We appreciate the readers’ interest in our research article. They have rightfully raised a concern about the sample processing method, which we think is attributable to the lack of details of our methodology. We are glad to present a more detailed description of the methodology and an explanation to the questions raised.
The external elements (oxygen, nitrogen, calcium, phosphorus, iron, fluorine, sodium, chlorine, magnesium, cerium, and potassium) were found to be precipitated on the surface of the miniscrew implants (MSIs) that were anchored in alveolar bone; the neck part remained in contact with oral soft tissues and the head in contact with saliva, its contents, and food. In essence, implant surfaces do acquire different precipitates from contact with biologic fluids and bone. The biologic fluids that are in contact with MSIs are blood and exudates, saliva and its contents, and foods. After retrieval of the MSIs, they were gently washed to remove debris without disturbing the precipitated elements; the first objective was to study the elements on the surface layer. Although gentle washing removes loosely attached debris, heavy cleaning such as ultrasonication with a detergent would disrupt some of these elements from their sites on the implant surfaces. Debris-free regions on MSIs at the specific sites were subjected to elemental composition analysis by using x-ray microanalysis (EDX). The EDX readings were taken on the debris-free regions located with the scanning electron microscope (SEM). The data thus obtained with the EDX showed precipitated elements and not contaminated surfaces of the MSIs by organic debris. Hence, we concluded that modification of the elemental composition of the surface layer of the MSIs occurred in the mouth.
Our conclusion that “the surface elemental composition of retrieved MSIs differs from that of as-received MSIs” was based on the EDX analysis of debris-free sites on MSIs facilitated by SEM. The obvious source of the altered composition of the surface layer of MSIs is the biologic oral tissues and fluids in the oral cavity.

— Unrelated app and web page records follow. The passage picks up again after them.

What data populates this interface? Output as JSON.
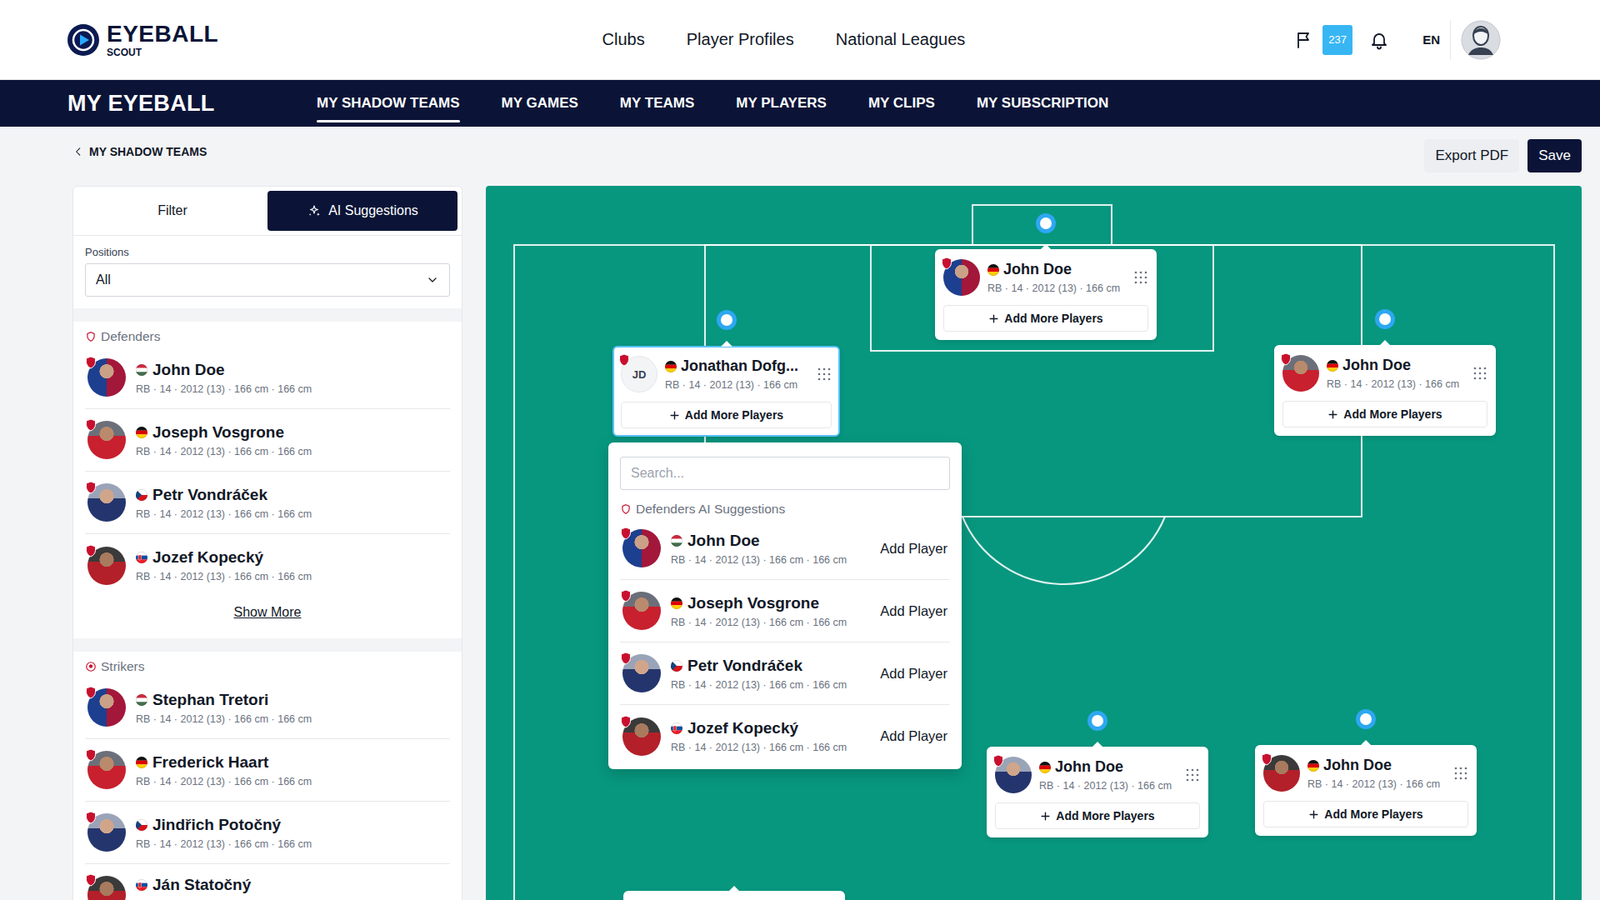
{
  "header": {
    "logo": {
      "title": "EYEBALL",
      "subtitle": "SCOUT"
    },
    "nav": [
      {
        "label": "Clubs"
      },
      {
        "label": "Player Profiles"
      },
      {
        "label": "National Leagues"
      }
    ],
    "badge": "237",
    "language": "EN"
  },
  "subnav": {
    "title": "MY EYEBALL",
    "tabs": [
      {
        "label": "MY SHADOW TEAMS",
        "selected": true
      },
      {
        "label": "MY GAMES",
        "selected": false
      },
      {
        "label": "MY TEAMS",
        "selected": false
      },
      {
        "label": "MY PLAYERS",
        "selected": false
      },
      {
        "label": "MY CLIPS",
        "selected": false
      },
      {
        "label": "MY SUBSCRIPTION",
        "selected": false
      }
    ]
  },
  "breadcrumb": {
    "label": "MY SHADOW TEAMS"
  },
  "actions": [
    {
      "label": "Export PDF",
      "kind": "secondary"
    },
    {
      "label": "Save",
      "kind": "primary"
    }
  ],
  "sidebar": {
    "tabs": [
      {
        "label": "Filter",
        "selected": false
      },
      {
        "label": "AI Suggestions",
        "selected": true
      }
    ],
    "positions": {
      "label": "Positions",
      "value": "All"
    },
    "groups": [
      {
        "title": "Defenders",
        "kind": "defender",
        "more": "Show More",
        "players": [
          {
            "name": "John Doe",
            "meta": "RB · 14 · 2012 (13) · 166 cm · 166 cm",
            "flag": "hu"
          },
          {
            "name": "Joseph Vosgrone",
            "meta": "RB · 14 · 2012 (13) · 166 cm · 166 cm",
            "flag": "de"
          },
          {
            "name": "Petr Vondráček",
            "meta": "RB · 14 · 2012 (13) · 166 cm · 166 cm",
            "flag": "cz"
          },
          {
            "name": "Jozef Kopecký",
            "meta": "RB · 14 · 2012 (13) · 166 cm · 166 cm",
            "flag": "sk"
          }
        ]
      },
      {
        "title": "Strikers",
        "kind": "striker",
        "players": [
          {
            "name": "Stephan Tretori",
            "meta": "RB · 14 · 2012 (13) · 166 cm · 166 cm",
            "flag": "hu"
          },
          {
            "name": "Frederick Haart",
            "meta": "RB · 14 · 2012 (13) · 166 cm · 166 cm",
            "flag": "de"
          },
          {
            "name": "Jindřich Potočný",
            "meta": "RB · 14 · 2012 (13) · 166 cm · 166 cm",
            "flag": "cz"
          },
          {
            "name": "Ján Statočný",
            "flag": "sk"
          }
        ]
      }
    ]
  },
  "pitch": {
    "cards": [
      {
        "name": "John Doe",
        "meta": "RB · 14 · 2012 (13) · 166 cm",
        "flag": "de",
        "kind": "photo",
        "highlighted": false,
        "add_label": "Add More Players"
      },
      {
        "name": "Jonathan Dofg...",
        "meta": "RB · 14 · 2012 (13) · 166 cm",
        "flag": "de",
        "kind": "initials",
        "initials": "JD",
        "highlighted": true,
        "add_label": "Add More Players"
      },
      {
        "name": "John Doe",
        "meta": "RB · 14 · 2012 (13) · 166 cm",
        "flag": "de",
        "kind": "photo",
        "highlighted": false,
        "add_label": "Add More Players"
      },
      {
        "name": "John Doe",
        "meta": "RB · 14 · 2012 (13) · 166 cm",
        "flag": "de",
        "kind": "photo",
        "highlighted": false,
        "add_label": "Add More Players"
      },
      {
        "name": "John Doe",
        "meta": "RB · 14 · 2012 (13) · 166 cm",
        "flag": "de",
        "kind": "photo",
        "highlighted": false,
        "add_label": "Add More Players"
      }
    ],
    "popup": {
      "search_placeholder": "Search...",
      "title": "Defenders AI Suggestions",
      "players": [
        {
          "name": "John Doe",
          "meta": "RB · 14 · 2012 (13) · 166 cm · 166 cm",
          "flag": "hu",
          "action": "Add Player"
        },
        {
          "name": "Joseph Vosgrone",
          "meta": "RB · 14 · 2012 (13) · 166 cm · 166 cm",
          "flag": "de",
          "action": "Add Player"
        },
        {
          "name": "Petr Vondráček",
          "meta": "RB · 14 · 2012 (13) · 166 cm · 166 cm",
          "flag": "cz",
          "action": "Add Player"
        },
        {
          "name": "Jozef Kopecký",
          "meta": "RB · 14 · 2012 (13) · 166 cm · 166 cm",
          "flag": "sk",
          "action": "Add Player"
        }
      ]
    }
  }
}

After we obtained the EDX analysis, these MSIs went through a second, more aggressive cycle of cleaning with ultrasonication. This step was essential to remove the adhering organic debris and precipitates, so that we could observe the entire MSI surface clearly for surface characterization under the SEM.